▶ TO DO:
In the data, find the word "wysokości" and copy out every line that has it.

▶ MATERIAL PROVIDED:
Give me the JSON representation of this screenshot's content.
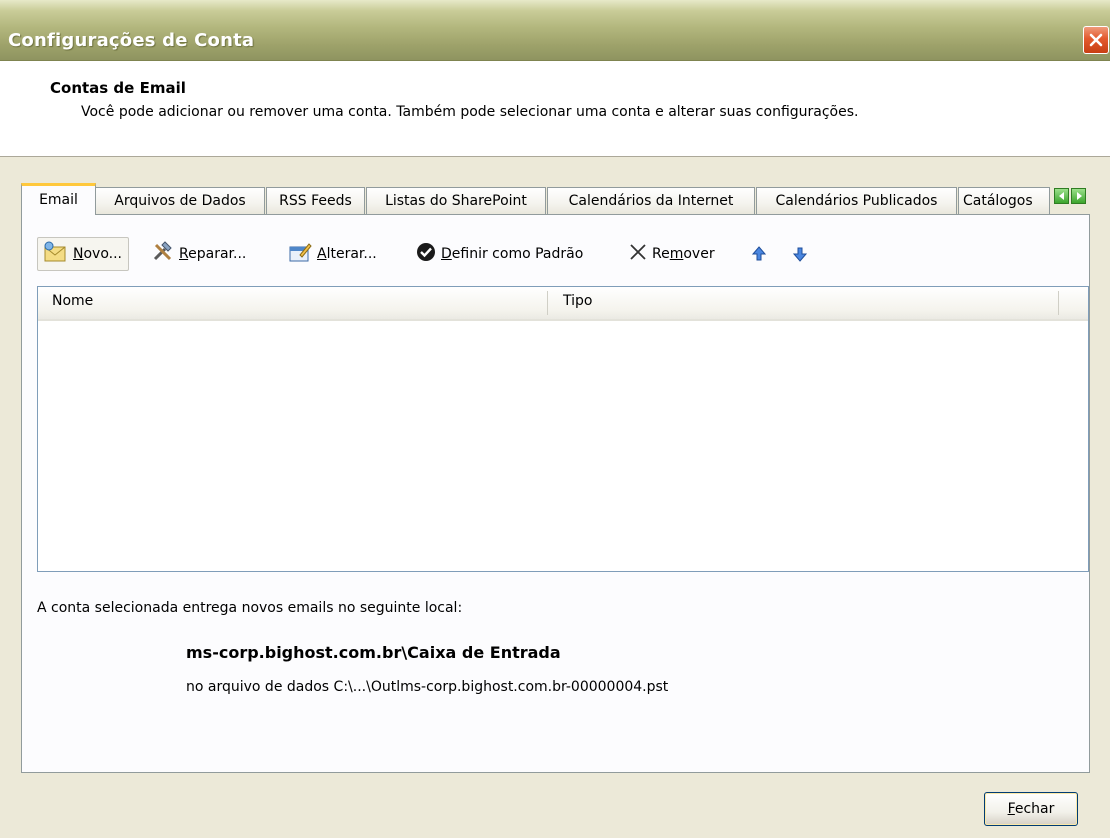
{
  "window": {
    "title": "Configurações de Conta",
    "close_icon": "close-icon"
  },
  "header": {
    "title": "Contas de Email",
    "description": "Você pode adicionar ou remover uma conta. Também pode selecionar uma conta e alterar suas configurações."
  },
  "tabs": [
    {
      "label": "Email",
      "active": true
    },
    {
      "label": "Arquivos de Dados"
    },
    {
      "label": "RSS Feeds"
    },
    {
      "label": "Listas do SharePoint"
    },
    {
      "label": "Calendários da Internet"
    },
    {
      "label": "Calendários Publicados"
    },
    {
      "label": "Catálogos"
    }
  ],
  "toolbar": {
    "new": {
      "pre": "",
      "acc": "N",
      "post": "ovo..."
    },
    "repair": {
      "pre": "",
      "acc": "R",
      "post": "eparar..."
    },
    "change": {
      "pre": "",
      "acc": "A",
      "post": "lterar..."
    },
    "default": {
      "pre": "",
      "acc": "D",
      "post": "efinir como Padrão"
    },
    "remove": {
      "pre": "Re",
      "acc": "m",
      "post": "over"
    }
  },
  "list": {
    "columns": [
      "Nome",
      "Tipo"
    ],
    "rows": []
  },
  "delivery": {
    "info": "A conta selecionada entrega novos emails no seguinte local:",
    "location": "ms-corp.bighost.com.br\\Caixa de Entrada",
    "file": "no arquivo de dados C:\\...\\Outlms-corp.bighost.com.br-00000004.pst"
  },
  "footer": {
    "close": {
      "acc": "F",
      "post": "echar"
    }
  },
  "colors": {
    "titlebar": "#9ea26a",
    "dialog_bg": "#ece9d8",
    "active_tab_accent": "#ffc83c",
    "close_red": "#e35a2d"
  }
}
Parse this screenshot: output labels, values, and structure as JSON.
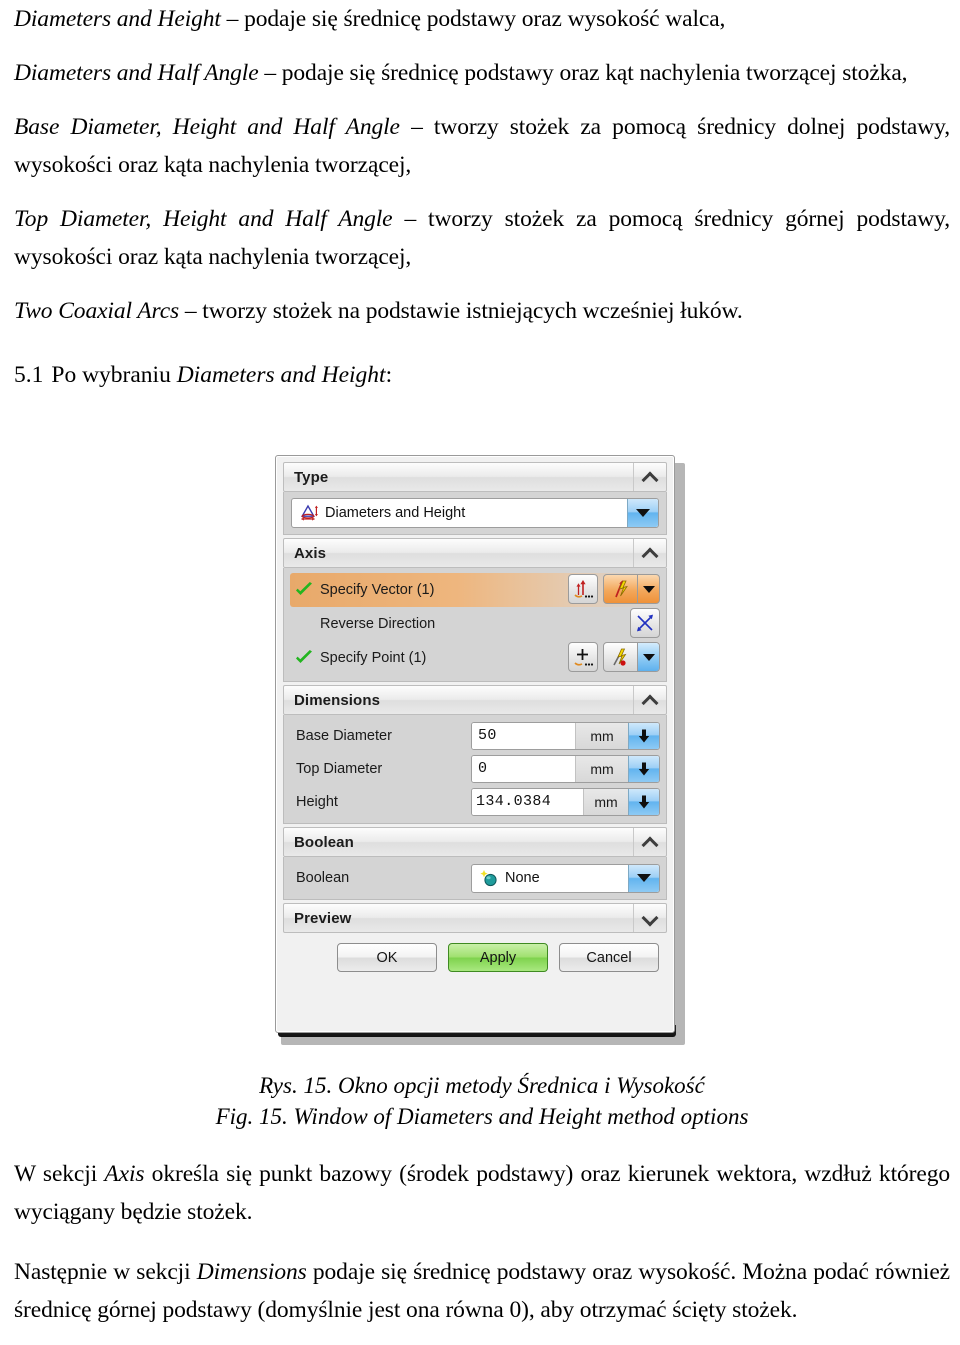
{
  "document": {
    "paragraphs": [
      {
        "id": "p1",
        "term": "Diameters and Height",
        "text": " – podaje się średnicę podstawy oraz wysokość walca,"
      },
      {
        "id": "p2",
        "term": "Diameters and Half Angle",
        "text": " – podaje się średnicę podstawy oraz kąt nachylenia tworzącej stożka,"
      },
      {
        "id": "p3",
        "term": "Base Diameter, Height and Half Angle",
        "text": " – tworzy stożek za pomocą średnicy dolnej podstawy, wysokości oraz kąta nachylenia tworzącej,"
      },
      {
        "id": "p4",
        "term": "Top Diameter, Height and Half Angle",
        "text": " – tworzy stożek za pomocą średnicy górnej podstawy, wysokości oraz kąta nachylenia tworzącej,"
      },
      {
        "id": "p5",
        "term": "Two Coaxial Arcs",
        "text": " – tworzy stożek na podstawie istniejących wcześniej łuków."
      }
    ],
    "section_heading": {
      "number": "5.1",
      "text_before": "Po wybraniu ",
      "term": "Diameters and Height",
      "text_after": ":"
    },
    "figure_caption": {
      "line_pl": "Rys. 15. Okno opcji metody Średnica i Wysokość",
      "line_en": "Fig. 15. Window of Diameters and Height method options"
    },
    "closing_paragraphs": [
      {
        "id": "c1",
        "before": "W sekcji ",
        "term": "Axis",
        "after": " określa się punkt bazowy (środek podstawy) oraz kierunek wektora, wzdłuż którego wyciągany będzie stożek."
      },
      {
        "id": "c2",
        "before": "Następnie w sekcji ",
        "term": "Dimensions",
        "after": " podaje się średnicę podstawy oraz wysokość. Można podać również średnicę górnej podstawy (domyślnie jest ona równa 0), aby otrzymać ścięty stożek."
      }
    ]
  },
  "dialog": {
    "groups": {
      "type": {
        "title": "Type",
        "collapse_state": "expanded",
        "combo": {
          "value": "Diameters and Height",
          "icon": "cone-diameter-height-icon"
        }
      },
      "axis": {
        "title": "Axis",
        "collapse_state": "expanded",
        "rows": [
          {
            "label": "Specify Vector (1)",
            "status": "checked",
            "selected": true,
            "icon": "vector-constructor-icon",
            "tool_icon": "vector-inference-icon",
            "has_dropdown": true
          },
          {
            "label": "Reverse Direction",
            "status": "none",
            "selected": false,
            "tool_icon": "reverse-direction-icon",
            "has_dropdown": false
          },
          {
            "label": "Specify Point (1)",
            "status": "checked",
            "selected": false,
            "icon": "point-constructor-icon",
            "tool_icon": "point-inference-icon",
            "has_dropdown": true
          }
        ]
      },
      "dimensions": {
        "title": "Dimensions",
        "collapse_state": "expanded",
        "fields": [
          {
            "label": "Base Diameter",
            "value": "50",
            "unit": "mm"
          },
          {
            "label": "Top Diameter",
            "value": "0",
            "unit": "mm"
          },
          {
            "label": "Height",
            "value": "134.0384",
            "unit": "mm"
          }
        ]
      },
      "boolean": {
        "title": "Boolean",
        "collapse_state": "expanded",
        "row_label": "Boolean",
        "combo": {
          "value": "None",
          "icon": "boolean-none-icon"
        }
      },
      "preview": {
        "title": "Preview",
        "collapse_state": "collapsed"
      }
    },
    "footer": {
      "ok_label": "OK",
      "apply_label": "Apply",
      "cancel_label": "Cancel"
    },
    "colors": {
      "selected_row": "#eeb67e",
      "apply_button": "#9ee06d",
      "combo_arrow": "#62b4ef",
      "check_green": "#23b520"
    }
  }
}
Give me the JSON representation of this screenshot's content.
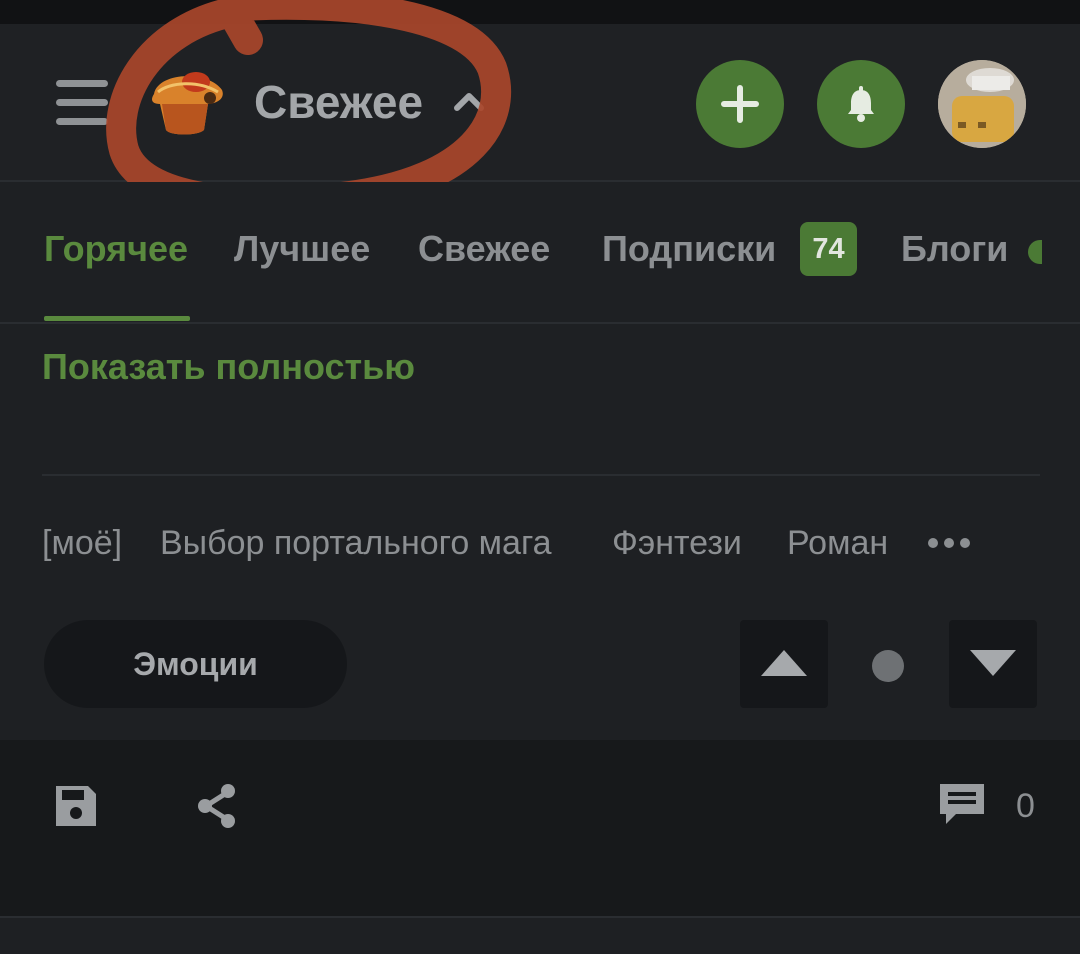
{
  "header": {
    "title": "Свежее",
    "menu_icon": "hamburger-menu-icon",
    "logo_icon": "muffin-logo-icon",
    "add_icon": "plus-icon",
    "notifications_icon": "bell-icon",
    "accent_color": "#4b7a35"
  },
  "tabs": {
    "items": [
      {
        "label": "Горячее",
        "active": true
      },
      {
        "label": "Лучшее",
        "active": false
      },
      {
        "label": "Свежее",
        "active": false
      },
      {
        "label": "Подписки",
        "active": false,
        "badge": "74"
      },
      {
        "label": "Блоги",
        "active": false
      }
    ]
  },
  "post": {
    "show_full_label": "Показать полностью",
    "tags": [
      "[моё]",
      "Выбор портального мага",
      "Фэнтези",
      "Роман"
    ],
    "more_icon": "more-dots-icon",
    "emotions_label": "Эмоции",
    "vote_up_icon": "triangle-up-icon",
    "vote_down_icon": "triangle-down-icon",
    "save_icon": "save-icon",
    "share_icon": "share-icon",
    "comment_icon": "comment-icon",
    "comments_count": "0"
  }
}
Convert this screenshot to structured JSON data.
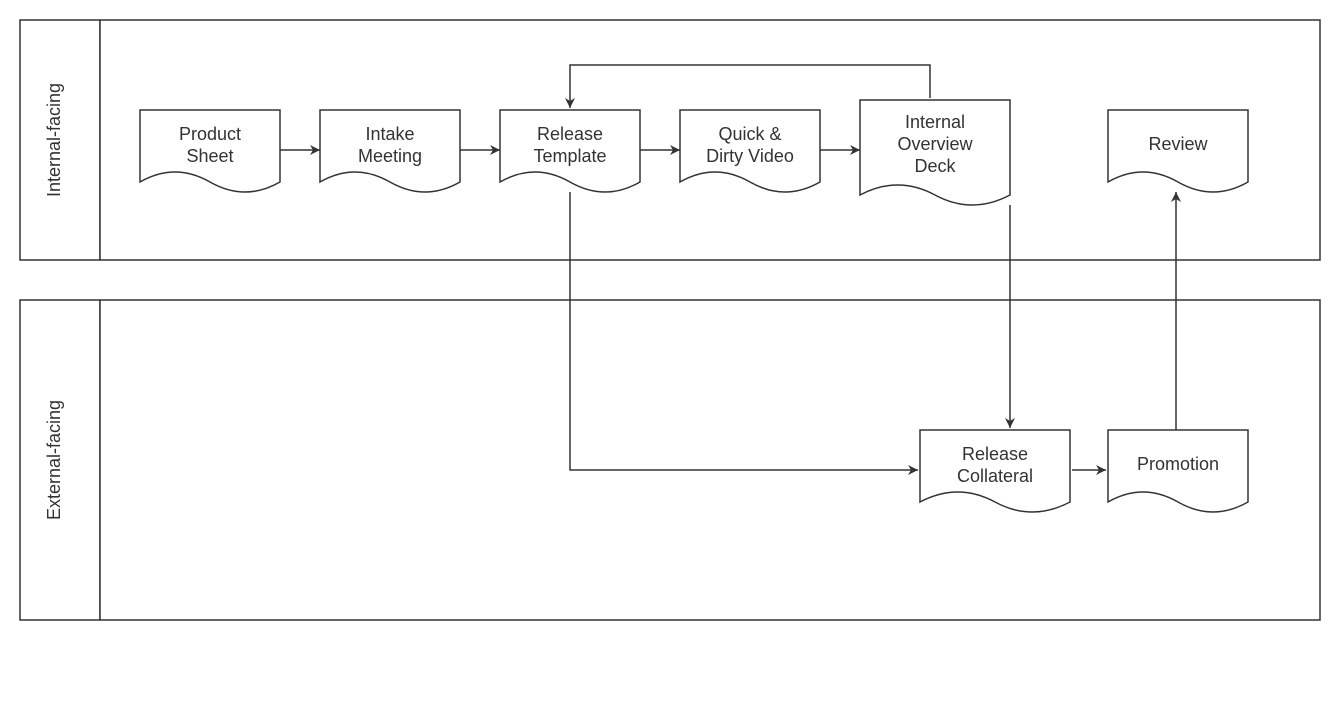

▶ RESPONSE:
        "text": " – tworzy stożek za pomocą średnicy dolnej podstawy, wysokości oraz kąta nachylenia tworzącej,"
        "text": " – tworzy stożek za pomocą średnicy górnej podstawy, wysokości oraz kąta nachylenia tworzącej,"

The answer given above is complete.